**Task directions**
Where a line contains the word "title", copy that line from the records below.

Segment Start: Working data

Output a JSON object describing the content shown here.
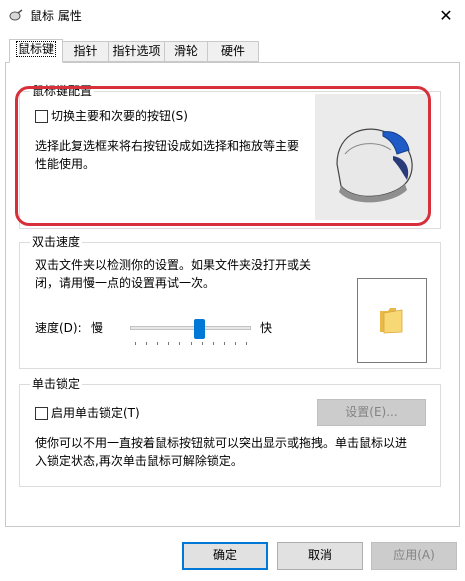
{
  "window": {
    "title": "鼠标 属性",
    "close_glyph": "✕"
  },
  "tabs": [
    {
      "label": "鼠标键",
      "active": true
    },
    {
      "label": "指针",
      "active": false
    },
    {
      "label": "指针选项",
      "active": false
    },
    {
      "label": "滑轮",
      "active": false
    },
    {
      "label": "硬件",
      "active": false
    }
  ],
  "button_config": {
    "title": "鼠标键配置",
    "checkbox_label": "切换主要和次要的按钮(S)",
    "checked": false,
    "description_line1": "选择此复选框来将右按钮设成如选择和拖放等主要",
    "description_line2": "性能使用。",
    "image_icon": "mouse-icon"
  },
  "double_click": {
    "title": "双击速度",
    "description_line1": "双击文件夹以检测你的设置。如果文件夹没打开或关",
    "description_line2": "闭，请用慢一点的设置再试一次。",
    "speed_label": "速度(D):",
    "slow_label": "慢",
    "fast_label": "快",
    "speed_value_fraction": 0.58,
    "folder_icon": "folder-icon"
  },
  "click_lock": {
    "title": "单击锁定",
    "checkbox_label": "启用单击锁定(T)",
    "checked": false,
    "settings_button": "设置(E)...",
    "settings_enabled": false,
    "description_line1": "使你可以不用一直按着鼠标按钮就可以突出显示或拖拽。单击鼠标以进",
    "description_line2": "入锁定状态,再次单击鼠标可解除锁定。"
  },
  "footer": {
    "ok": "确定",
    "cancel": "取消",
    "apply": "应用(A)"
  },
  "colors": {
    "highlight": "#d7303a",
    "accent": "#0078d7"
  }
}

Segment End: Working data

**Solution below**
    "title": "鼠标 属性",
    "title": "鼠标键配置",
    "title": "双击速度",
    "title": "单击锁定",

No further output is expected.